Problem description: Among the entries below, tally each line in which the word "date" is found, then state the tally alone.

Supplied information:
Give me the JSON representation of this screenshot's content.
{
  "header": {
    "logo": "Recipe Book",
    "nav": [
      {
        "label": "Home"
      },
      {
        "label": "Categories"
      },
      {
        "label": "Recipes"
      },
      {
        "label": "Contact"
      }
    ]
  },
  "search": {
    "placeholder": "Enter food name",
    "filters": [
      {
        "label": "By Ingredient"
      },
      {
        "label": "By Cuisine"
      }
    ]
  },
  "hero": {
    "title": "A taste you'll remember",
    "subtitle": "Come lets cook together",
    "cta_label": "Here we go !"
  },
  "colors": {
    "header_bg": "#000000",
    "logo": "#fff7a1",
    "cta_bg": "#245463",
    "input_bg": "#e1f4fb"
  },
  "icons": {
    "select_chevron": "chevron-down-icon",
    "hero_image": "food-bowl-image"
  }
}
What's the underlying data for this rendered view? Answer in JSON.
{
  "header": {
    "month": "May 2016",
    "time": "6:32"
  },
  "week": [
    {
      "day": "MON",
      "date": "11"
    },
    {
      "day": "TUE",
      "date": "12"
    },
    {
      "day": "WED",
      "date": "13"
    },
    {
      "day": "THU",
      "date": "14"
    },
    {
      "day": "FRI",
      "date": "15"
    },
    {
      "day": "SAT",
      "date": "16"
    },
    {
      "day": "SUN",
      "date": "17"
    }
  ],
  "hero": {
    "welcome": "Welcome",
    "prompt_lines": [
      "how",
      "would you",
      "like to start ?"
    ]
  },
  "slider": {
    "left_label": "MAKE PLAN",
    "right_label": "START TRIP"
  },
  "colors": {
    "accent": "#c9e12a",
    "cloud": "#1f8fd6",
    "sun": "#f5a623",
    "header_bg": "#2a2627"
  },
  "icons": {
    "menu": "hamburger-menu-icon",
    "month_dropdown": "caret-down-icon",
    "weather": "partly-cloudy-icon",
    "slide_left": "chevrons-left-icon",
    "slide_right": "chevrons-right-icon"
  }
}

Exercise answer: 7